Laughter and hospice
By Fran Moore, PT
The sound coming from the patient’s room in the otherwise peaceful hospice unit caused nurses and others to pop their heads in and make sure that everything was okay. The sound was the sound of side-splitting laughter of the patient’s visitors as she told stories that kept everybody in stitches. I was lucky enough to be among the audience – a visiting physical therapist who was charged with the task of keeping the patient moving to help maximize her quality of life in her final months. But the patient was in command of her attentive audience.
I had such a good time during that session that I wondered if I actually did my job! Well, the patient did do some exercising and walking between her stories, and I was able to show her family how to safely stand by to assist her as she got out of bed. Oh, and did I mention that she was blind? And that she lost her vision at around the same time she lost her husband of 50 years? In fact, she had so many losses in her long life, which would be ending soon, that I wondered how it was possible that she was still able to laugh – and to make others laugh at this fragile time in her life. I guess it was just her nature, or maybe she just decided to choose happiness and joy as she looked back on her rich, but not always easy, life.
But she wasn’t the only hospice patient that I’ve laughed with. In fact, life can be a funny thing when you don’t take yourself too seriously. Of course, I’m speaking for myself.
The late humorist and Pulitzer Prize-winning columnist, Art Buchwald, wrote about his hospice experience in a book, “Too Soon to Say Goodbye.” He said that when his friends first visited him in the inpatient hospice unit, they didn’t know how to behave. They wondered “…was there a hospice etiquette?” His friends soon relaxed and took their cues from the guy who was syndicated for humorously reporting on the foibles of the rich and famous and of life’s crazy situations. He said of his friends who were visiting, “The thing that they say makes them the happiest is that we can still laugh together.” Art Buchwald left us a legacy of laughter.
Let’s face it, though. Hospice life isn’t always a bowl of cherries for patients and those caring for them. Emotions are raw and often complicated. And this may be the last opportunity for patients and caregivers to savor those emotions. Lord knows, I’ve cried with almost as many patients as I’ve laughed with. And they haven’t refused my subsequent visits after I did.
Yet, some of my best experiences as a physical therapist are when I’m able to share joyful laughter with individuals who are at the end of their lives. Whether we laugh about stories from the past, or how we humans get so caught up in things that don’t really matter, laughter is a gift that I’m happy to share.

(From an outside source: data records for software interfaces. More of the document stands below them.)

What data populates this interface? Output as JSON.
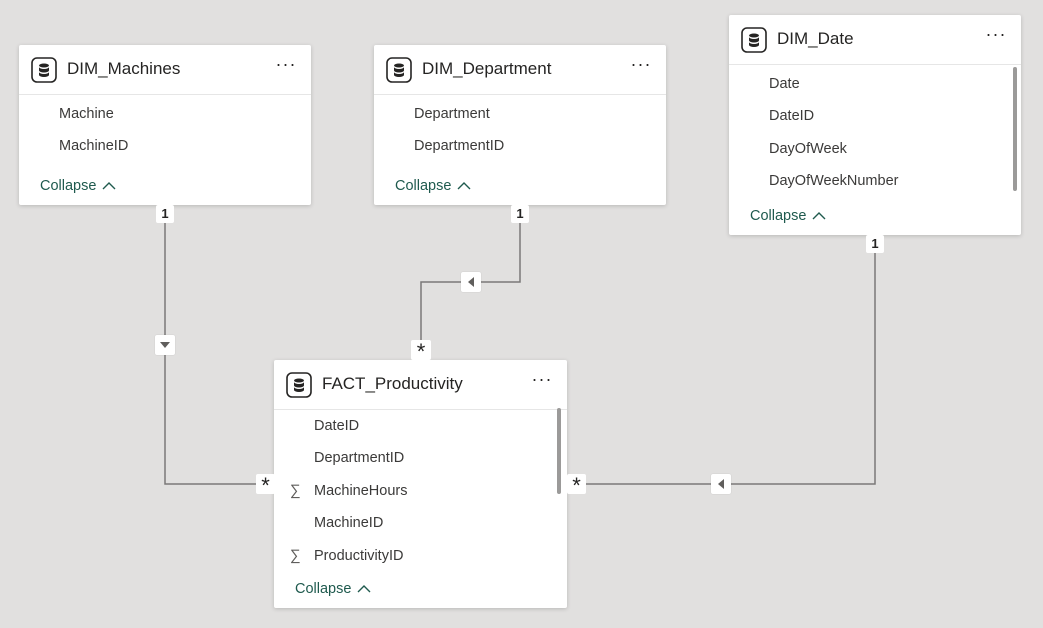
{
  "tables": {
    "dim_machines": {
      "title": "DIM_Machines",
      "fields": [
        "Machine",
        "MachineID"
      ],
      "collapse_label": "Collapse"
    },
    "dim_department": {
      "title": "DIM_Department",
      "fields": [
        "Department",
        "DepartmentID"
      ],
      "collapse_label": "Collapse"
    },
    "dim_date": {
      "title": "DIM_Date",
      "fields": [
        "Date",
        "DateID",
        "DayOfWeek",
        "DayOfWeekNumber"
      ],
      "collapse_label": "Collapse"
    },
    "fact_productivity": {
      "title": "FACT_Productivity",
      "fields": [
        "DateID",
        "DepartmentID",
        "MachineHours",
        "MachineID",
        "ProductivityID"
      ],
      "collapse_label": "Collapse"
    }
  },
  "more_label": "···",
  "sigma_symbol": "∑",
  "relationships": {
    "one_label": "1",
    "many_label": "*"
  },
  "colors": {
    "background": "#e1e0df",
    "line": "#7a7978",
    "collapse_link": "#1f5a4e"
  },
  "icons": [
    "table-icon",
    "more-options-icon",
    "chevron-up-icon",
    "sigma-icon",
    "filter-direction-arrow-icon"
  ]
}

So, if you’re a caregiver or a visitor or even a long-lost friend of someone on hospice, leave your armor at the door. Allow your friend or patient or loved one to share his emotions. And don’t be afraid to laugh.